November 11, 2021 – Over the course of the last month, a treasure trove of economic data and policy announcements have resulted in quite a few changes to our outlook. Incoming data has largely exceeded our expectations, with 531,000 jobs added in October after an upward revision to September’s employment growth.¹ In addition, third quarter gross domestic product (GDP) growth held up better than we had forecast. On the policy front this month, the Federal Reserve announced that it will begin slowing its pace of asset purchases. The stronger job gains and higher inflation readings over the last month feed into our revised view that the Fed will begin increasing short-term interest rates beginning in Q4 of next year, one quarter earlier than we were forecasting last month.
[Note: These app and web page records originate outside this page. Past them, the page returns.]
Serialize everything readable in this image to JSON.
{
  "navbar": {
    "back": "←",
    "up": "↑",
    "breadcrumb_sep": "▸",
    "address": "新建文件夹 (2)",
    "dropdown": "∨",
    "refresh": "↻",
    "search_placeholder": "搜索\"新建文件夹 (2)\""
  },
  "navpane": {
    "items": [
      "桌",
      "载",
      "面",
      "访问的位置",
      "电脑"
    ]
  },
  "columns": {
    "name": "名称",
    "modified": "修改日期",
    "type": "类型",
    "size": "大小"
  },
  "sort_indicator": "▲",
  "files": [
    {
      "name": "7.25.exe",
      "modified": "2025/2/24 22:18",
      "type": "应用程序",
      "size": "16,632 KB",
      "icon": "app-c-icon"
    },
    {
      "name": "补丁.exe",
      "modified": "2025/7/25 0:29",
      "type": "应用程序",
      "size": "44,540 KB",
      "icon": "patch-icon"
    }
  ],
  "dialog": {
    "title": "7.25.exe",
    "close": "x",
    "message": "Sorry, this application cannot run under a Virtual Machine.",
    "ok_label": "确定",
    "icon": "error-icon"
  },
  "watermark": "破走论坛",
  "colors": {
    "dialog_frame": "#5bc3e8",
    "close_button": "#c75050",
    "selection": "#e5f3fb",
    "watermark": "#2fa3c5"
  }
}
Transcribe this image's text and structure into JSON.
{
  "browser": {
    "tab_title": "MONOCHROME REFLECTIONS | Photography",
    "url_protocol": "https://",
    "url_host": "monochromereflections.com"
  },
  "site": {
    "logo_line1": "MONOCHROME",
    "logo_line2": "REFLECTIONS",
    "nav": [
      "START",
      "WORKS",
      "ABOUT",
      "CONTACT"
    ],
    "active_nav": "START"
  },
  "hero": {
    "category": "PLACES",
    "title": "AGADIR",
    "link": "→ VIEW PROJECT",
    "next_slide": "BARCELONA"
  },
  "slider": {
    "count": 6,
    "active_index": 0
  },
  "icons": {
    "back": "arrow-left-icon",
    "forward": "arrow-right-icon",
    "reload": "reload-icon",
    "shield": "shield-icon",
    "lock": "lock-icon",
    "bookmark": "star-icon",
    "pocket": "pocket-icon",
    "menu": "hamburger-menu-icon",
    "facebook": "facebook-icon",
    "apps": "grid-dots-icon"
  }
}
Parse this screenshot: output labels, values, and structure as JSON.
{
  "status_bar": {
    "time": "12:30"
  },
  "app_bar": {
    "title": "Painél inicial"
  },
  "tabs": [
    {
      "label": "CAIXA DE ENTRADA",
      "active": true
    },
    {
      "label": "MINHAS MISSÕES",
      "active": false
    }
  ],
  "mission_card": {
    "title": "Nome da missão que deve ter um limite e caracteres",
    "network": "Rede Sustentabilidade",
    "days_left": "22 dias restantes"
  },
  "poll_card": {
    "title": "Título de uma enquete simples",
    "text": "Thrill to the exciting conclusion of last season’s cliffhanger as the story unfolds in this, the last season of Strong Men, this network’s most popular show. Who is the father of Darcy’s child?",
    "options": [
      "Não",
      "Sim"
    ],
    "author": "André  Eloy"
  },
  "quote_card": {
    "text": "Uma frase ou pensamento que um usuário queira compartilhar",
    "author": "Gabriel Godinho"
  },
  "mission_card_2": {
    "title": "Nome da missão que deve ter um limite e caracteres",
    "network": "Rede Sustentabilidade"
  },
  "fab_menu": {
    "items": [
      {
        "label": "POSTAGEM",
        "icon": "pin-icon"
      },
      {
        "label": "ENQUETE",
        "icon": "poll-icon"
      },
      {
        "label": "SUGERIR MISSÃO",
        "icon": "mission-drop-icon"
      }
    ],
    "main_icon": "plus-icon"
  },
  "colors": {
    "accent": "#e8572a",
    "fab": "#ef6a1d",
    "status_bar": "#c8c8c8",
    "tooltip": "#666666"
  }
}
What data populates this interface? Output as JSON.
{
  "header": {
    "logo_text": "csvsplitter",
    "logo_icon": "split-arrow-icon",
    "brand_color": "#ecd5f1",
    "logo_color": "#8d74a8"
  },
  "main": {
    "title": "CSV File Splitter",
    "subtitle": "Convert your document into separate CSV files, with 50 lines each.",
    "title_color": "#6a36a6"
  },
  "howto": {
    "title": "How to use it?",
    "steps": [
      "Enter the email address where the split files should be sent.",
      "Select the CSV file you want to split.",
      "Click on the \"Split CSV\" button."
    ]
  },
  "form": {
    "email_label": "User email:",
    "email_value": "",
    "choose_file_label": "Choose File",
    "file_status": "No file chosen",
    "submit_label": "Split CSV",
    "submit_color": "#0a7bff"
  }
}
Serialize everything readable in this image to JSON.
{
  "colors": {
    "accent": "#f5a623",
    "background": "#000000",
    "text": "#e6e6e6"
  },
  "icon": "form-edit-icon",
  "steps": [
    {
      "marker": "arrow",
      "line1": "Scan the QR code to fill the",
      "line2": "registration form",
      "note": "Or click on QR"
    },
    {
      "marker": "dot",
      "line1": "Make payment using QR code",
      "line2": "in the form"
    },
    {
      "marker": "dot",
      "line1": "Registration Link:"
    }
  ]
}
We now expect the economy to expand at a 2.4 percent annualized pace in Q4 and accelerate further to 3.6 percent in Q1 of next year. After downshifting to just 1.6 percent in Q3, real consumer spending is expected to accelerate to 4.0 percent in Q4 as services spending continues to recover (Fig. 2). On an annual basis, robust consumer spending and business investment will support an increase in GDP growth to 5.3 percent year-over-year (YoY) this year. Next year, we expect the economy to expand at a 3.1 percent pace (YoY) with more modest consumer spending and business investment. As supply chain issues begin to subside, inventory rebuilding will likely help drive 2022 growth above the long-run average of the last expansion. Growth in calendar year 2023 is expected to return close to the long-run average rate at 2.7 percent.